▶ [WHAT YOU SHOULD DO]
Within the records below, find each line with the word "data" and copy it out.

BEGIN

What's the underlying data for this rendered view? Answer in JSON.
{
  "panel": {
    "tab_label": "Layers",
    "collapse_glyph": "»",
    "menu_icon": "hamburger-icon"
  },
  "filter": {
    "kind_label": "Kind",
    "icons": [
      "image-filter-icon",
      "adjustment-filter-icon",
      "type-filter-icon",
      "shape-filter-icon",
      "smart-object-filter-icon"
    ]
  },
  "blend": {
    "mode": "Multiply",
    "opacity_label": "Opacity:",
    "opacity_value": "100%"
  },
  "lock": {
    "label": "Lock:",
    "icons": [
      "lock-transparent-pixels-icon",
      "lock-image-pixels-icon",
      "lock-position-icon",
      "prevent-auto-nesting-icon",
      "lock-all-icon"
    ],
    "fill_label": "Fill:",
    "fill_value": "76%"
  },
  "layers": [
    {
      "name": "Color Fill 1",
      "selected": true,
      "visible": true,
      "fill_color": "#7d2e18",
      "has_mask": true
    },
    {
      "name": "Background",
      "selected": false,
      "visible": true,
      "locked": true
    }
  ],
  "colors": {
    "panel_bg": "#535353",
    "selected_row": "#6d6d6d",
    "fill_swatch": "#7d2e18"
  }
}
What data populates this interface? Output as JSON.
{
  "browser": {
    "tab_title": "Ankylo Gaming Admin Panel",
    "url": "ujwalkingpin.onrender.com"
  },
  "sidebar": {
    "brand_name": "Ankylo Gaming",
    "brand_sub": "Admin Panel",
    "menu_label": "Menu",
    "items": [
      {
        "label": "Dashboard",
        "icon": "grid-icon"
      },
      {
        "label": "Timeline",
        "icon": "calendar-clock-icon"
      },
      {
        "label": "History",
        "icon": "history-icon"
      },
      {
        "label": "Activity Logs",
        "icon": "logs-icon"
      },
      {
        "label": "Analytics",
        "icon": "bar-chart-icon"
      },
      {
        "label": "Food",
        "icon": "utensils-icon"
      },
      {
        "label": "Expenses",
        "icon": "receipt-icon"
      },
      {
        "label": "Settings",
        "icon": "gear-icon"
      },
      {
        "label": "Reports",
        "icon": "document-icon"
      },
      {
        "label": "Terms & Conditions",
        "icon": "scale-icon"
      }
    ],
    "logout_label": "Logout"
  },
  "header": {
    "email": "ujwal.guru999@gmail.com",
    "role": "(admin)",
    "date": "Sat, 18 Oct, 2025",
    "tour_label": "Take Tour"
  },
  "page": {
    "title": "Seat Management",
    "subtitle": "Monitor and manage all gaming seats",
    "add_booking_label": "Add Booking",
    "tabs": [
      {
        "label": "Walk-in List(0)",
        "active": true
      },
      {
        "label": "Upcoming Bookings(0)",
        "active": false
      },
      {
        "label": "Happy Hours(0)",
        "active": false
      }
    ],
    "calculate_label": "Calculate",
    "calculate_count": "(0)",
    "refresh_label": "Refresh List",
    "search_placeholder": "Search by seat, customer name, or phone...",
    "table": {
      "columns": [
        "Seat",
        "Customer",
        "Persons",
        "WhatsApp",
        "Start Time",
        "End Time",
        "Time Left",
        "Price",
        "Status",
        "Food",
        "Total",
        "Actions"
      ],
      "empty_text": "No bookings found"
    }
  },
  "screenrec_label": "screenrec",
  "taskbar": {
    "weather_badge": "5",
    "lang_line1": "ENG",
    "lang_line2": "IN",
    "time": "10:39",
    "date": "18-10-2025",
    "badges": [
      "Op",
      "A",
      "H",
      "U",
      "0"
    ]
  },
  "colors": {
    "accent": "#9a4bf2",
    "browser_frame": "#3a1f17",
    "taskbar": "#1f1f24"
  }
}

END

▶ [EXERCISE RESPONSE]
What's the underlying data for this rendered view? Answer in JSON.
What data populates this interface? Output as JSON.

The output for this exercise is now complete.